Sunday, November 26, 2006

20 November 2006
It is our last day in Hawaii. We checked out of the hostel and headed to the Wailua River for a 4-5 hour kayaking trip. On the way we stopped at the Kapa’a Library to drop off the books we had taken out for the trip. We gave a ride to another hostel resident who is from Los Angeles but was originally from Mongolia. It’s funny, but the person we had the hardest time understanding due to an accent was a woman who had lived in the country for ten years. She had asked us whether we thought that she should spend her last day in Hawaii going to the Kilauea Lighthouse or to the Wailua River, which was supposed to have a popular tourist site called the Fern Grotto. It’s hard to make a judgment like that for another person, since we didn’t know her or know what she would find interesting. We really enjoyed the lighthouse, but mostly because of the bird-life. She ended up coming with us to the Wailua River, although she had no interest in kayaking. They have a tour boat that has a trip on the river giving facts and folklore on the way up and Hawaiian music and hula on the way back. Unfortunately, the fern grotto area had been severely damaged by excessive rain this spring, so it was off limits. She decided to take the guided boat trip, while we decided to rent a double kayak (without a guide) for five hours to travel the river. I brought my camera, since I had the ammo box which was waterproof. Just to be sure though, I put the box into a dry bag.

The first stretch was upstream, which we thought was going to be difficult, but there was very little flow in the river. After about an hour we came to a fork in the river. The left fork would take us to a swimming hole with a rope swing and cliff diving. We took the right fork which took us up to the trailhead for a waterfall hike. We pulled the kayak up on the right bank alongside of twenty-or-so others, most of which I believe were with guided tours. We then had to walk across the river, which was about thigh deep. They had a rope strung across because the current here was surprisingly strong. The trail to the waterfall was about a mile long, through mud and over rocks and roots. It really surprised me that there was not a better trail, considering the number of people who make this trip. The waterfall was stupendous. I was glad that Julie got to experience this one, since she missed the last one. The falls had a clear drop of over 100 feet. Someone had built a mound of rocks along the course of the stream creating a pool under the falls big enough to swim in. The water was cold, but the experience was fun. Back in the kayak we chose to go up the left fork to check out the swimming hole. The rope swing looked like fun but it was cooling off and we were ready to get back. The kayak trip back down the river was against the wind, which negated any positive impact the current might have had.

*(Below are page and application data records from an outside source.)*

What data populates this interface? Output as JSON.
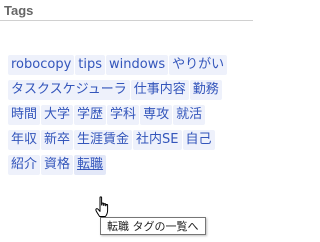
{
  "widget": {
    "title": "Tags"
  },
  "tags": {
    "rows": [
      [
        "robocopy",
        "tips",
        "windows",
        "やりがい"
      ],
      [
        "タスクスケジューラ",
        "仕事内容",
        "勤務"
      ],
      [
        "時間",
        "大学",
        "学歴",
        "学科",
        "専攻",
        "就活"
      ],
      [
        "年収",
        "新卒",
        "生涯賃金",
        "社内SE",
        "自己"
      ],
      [
        "紹介",
        "資格",
        "転職"
      ]
    ],
    "hovered": "転職"
  },
  "tooltip": {
    "text": "転職 タグの一覧へ"
  },
  "colors": {
    "tag_background": "#eef1fb",
    "tag_text": "#3355bb",
    "title_text": "#666666"
  },
  "icons": {
    "cursor": "hand-pointer-icon"
  }
}
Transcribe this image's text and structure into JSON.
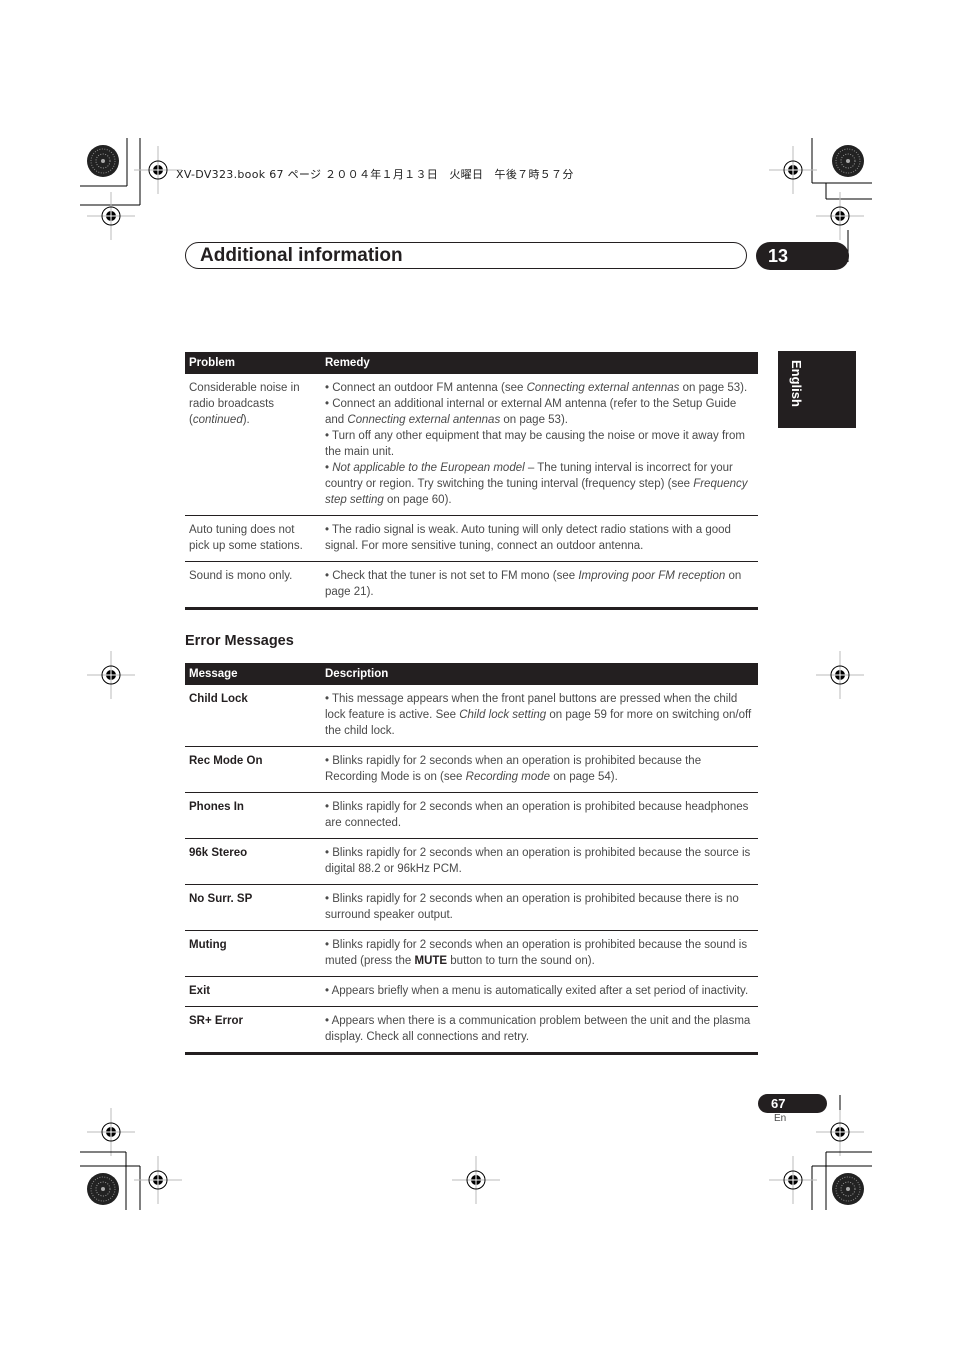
{
  "print_header": "XV-DV323.book  67 ページ  ２００４年１月１３日　火曜日　午後７時５７分",
  "chapter": {
    "title": "Additional information",
    "number": "13"
  },
  "language_tab": "English",
  "tuner_table": {
    "headers": [
      "Problem",
      "Remedy"
    ],
    "rows": [
      {
        "problem": [
          "Considerable noise in radio broadcasts (",
          "continued",
          ")."
        ],
        "remedy": [
          [
            "• Connect an outdoor FM antenna (see ",
            "Connecting external antennas",
            " on page 53)."
          ],
          [
            "• Connect an additional internal or external AM antenna (refer to the Setup Guide and ",
            "Connecting external antennas",
            " on page 53)."
          ],
          [
            "• Turn off any other equipment that may be causing the noise or move it away from the main unit.",
            "",
            ""
          ],
          [
            "• ",
            "Not applicable to the European model",
            " – The tuning interval is incorrect for your country or region. Try switching the tuning interval (frequency step) (see "
          ],
          [
            "",
            "Frequency step setting",
            " on page 60)."
          ]
        ]
      },
      {
        "problem": [
          "Auto tuning does not pick up some stations.",
          "",
          ""
        ],
        "remedy": [
          [
            "• The radio signal is weak. Auto tuning will only detect radio stations with a good signal. For more sensitive tuning, connect an outdoor antenna.",
            "",
            ""
          ]
        ]
      },
      {
        "problem": [
          "Sound is mono only.",
          "",
          ""
        ],
        "remedy": [
          [
            "• Check that the tuner is not set to FM mono (see ",
            "Improving poor FM reception",
            " on page 21)."
          ]
        ]
      }
    ]
  },
  "error_section": {
    "heading": "Error Messages",
    "headers": [
      "Message",
      "Description"
    ],
    "rows": [
      {
        "message": "Child Lock",
        "description": [
          "• This message appears when the front panel buttons are pressed when the child lock feature is active. See ",
          "Child lock setting",
          " on page 59 for more on switching on/off the child lock."
        ]
      },
      {
        "message": "Rec Mode On",
        "description": [
          "• Blinks rapidly for 2 seconds when an operation is prohibited because the Recording Mode is on (see ",
          "Recording mode",
          " on page 54)."
        ]
      },
      {
        "message": "Phones In",
        "description": [
          "• Blinks rapidly for 2 seconds when an operation is prohibited because headphones are connected.",
          "",
          ""
        ]
      },
      {
        "message": "96k Stereo",
        "description": [
          "• Blinks rapidly for 2 seconds when an operation is prohibited because the source is digital 88.2 or 96kHz PCM.",
          "",
          ""
        ]
      },
      {
        "message": "No Surr. SP",
        "description": [
          "• Blinks rapidly for 2 seconds when an operation is prohibited because there is no surround speaker output.",
          "",
          ""
        ]
      },
      {
        "message": "Muting",
        "description": [
          "• Blinks rapidly for 2 seconds when an operation is prohibited because the sound is muted (press the ",
          "MUTE",
          " button to turn the sound on)."
        ],
        "bold_middle": true
      },
      {
        "message": "Exit",
        "description": [
          "• Appears briefly when a menu is automatically exited after a set period of inactivity.",
          "",
          ""
        ]
      },
      {
        "message": "SR+ Error",
        "description": [
          "• Appears when there is a communication problem between the unit and the plasma display. Check all connections and retry.",
          "",
          ""
        ]
      }
    ]
  },
  "footer": {
    "page_number": "67",
    "page_lang": "En"
  }
}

We returned our rental car at the airport and took the 7:00 Aloha flight to Honolulu. The flight was delayed until 7:20 because President Bush had been in Hawaii and all flights had been delayed while Air Force 1 was in the vicinity. We still had plenty of time before our 10:40 flight to the mainland, which made me regret having convinced Julie that we should get to Honolulu so early. That was compounded by the fact that the plane we were supposed to board needed repair and the flight was delayed until 11:45. The delay meant that we did not land until 25 minutes before our connecting flight from Newark to Columbus was to take off. Unfortunately, we were in the second to last row of seats. By the time we got off the plane, we had 10 minutes to make it to the departure gate. We thought that both gates being in Terminal C would mean that we wouldn’t have too much problem, but we underestimated how big Terminal C is in Newark. We ran the whole way only to be told that the flight was closed when we got there. Fortunately, one of the counter attendants was aware of the situation and had already checked us in. Our luggage was not so lucky. Three of our four bags were delivered to our house later that night. The fourth came the following night. It had somehow ended up in Cincinnati with no tags or other information. Someone going through the bag found our Bible which had some junk mail as a bookmark. The junk mail had our name and address, which allowed them to call us.

It’s great to be home now. The trip was fantastic, but we were ready to back to family. We have always said that this was a once in a lifetime trip, which I think is still true. It was great to experience everything, but if we were scheduling another major trip like this, I think we would choose to go someplace new.

Labels: ,


Post a Comment

<< Home